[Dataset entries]
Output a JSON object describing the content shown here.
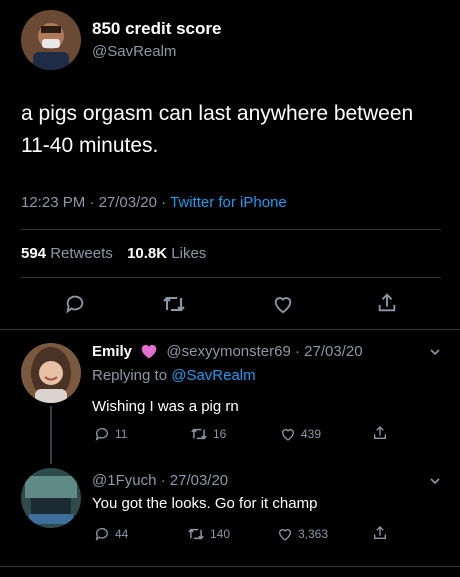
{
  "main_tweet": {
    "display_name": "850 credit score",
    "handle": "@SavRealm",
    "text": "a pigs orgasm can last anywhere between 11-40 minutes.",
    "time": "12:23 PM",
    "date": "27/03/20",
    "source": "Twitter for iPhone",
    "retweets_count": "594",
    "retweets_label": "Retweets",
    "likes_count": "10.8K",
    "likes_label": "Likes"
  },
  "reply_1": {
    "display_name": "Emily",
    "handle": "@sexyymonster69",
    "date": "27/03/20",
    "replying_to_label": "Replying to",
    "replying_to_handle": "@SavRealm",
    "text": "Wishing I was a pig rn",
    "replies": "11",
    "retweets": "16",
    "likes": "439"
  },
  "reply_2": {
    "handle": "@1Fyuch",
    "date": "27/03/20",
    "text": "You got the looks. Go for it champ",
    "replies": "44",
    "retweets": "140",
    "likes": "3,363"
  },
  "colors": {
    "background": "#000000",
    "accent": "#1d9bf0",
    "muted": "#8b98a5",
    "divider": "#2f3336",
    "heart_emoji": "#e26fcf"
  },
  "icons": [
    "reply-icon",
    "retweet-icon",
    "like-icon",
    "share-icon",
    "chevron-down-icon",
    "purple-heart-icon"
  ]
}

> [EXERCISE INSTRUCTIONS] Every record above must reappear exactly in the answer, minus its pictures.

> [ANSWER SECTION]
Output a JSON object describing the content shown here.
{
  "main_tweet": {
    "display_name": "850 credit score",
    "handle": "@SavRealm",
    "text": "a pigs orgasm can last anywhere between 11-40 minutes.",
    "time": "12:23 PM",
    "date": "27/03/20",
    "source": "Twitter for iPhone",
    "retweets_count": "594",
    "retweets_label": "Retweets",
    "likes_count": "10.8K",
    "likes_label": "Likes"
  },
  "reply_1": {
    "display_name": "Emily",
    "handle": "@sexyymonster69",
    "date": "27/03/20",
    "replying_to_label": "Replying to",
    "replying_to_handle": "@SavRealm",
    "text": "Wishing I was a pig rn",
    "replies": "11",
    "retweets": "16",
    "likes": "439"
  },
  "reply_2": {
    "handle": "@1Fyuch",
    "date": "27/03/20",
    "text": "You got the looks. Go for it champ",
    "replies": "44",
    "retweets": "140",
    "likes": "3,363"
  },
  "colors": {
    "background": "#000000",
    "accent": "#1d9bf0",
    "muted": "#8b98a5",
    "divider": "#2f3336",
    "heart_emoji": "#e26fcf"
  },
  "icons": [
    "reply-icon",
    "retweet-icon",
    "like-icon",
    "share-icon",
    "chevron-down-icon",
    "purple-heart-icon"
  ]
}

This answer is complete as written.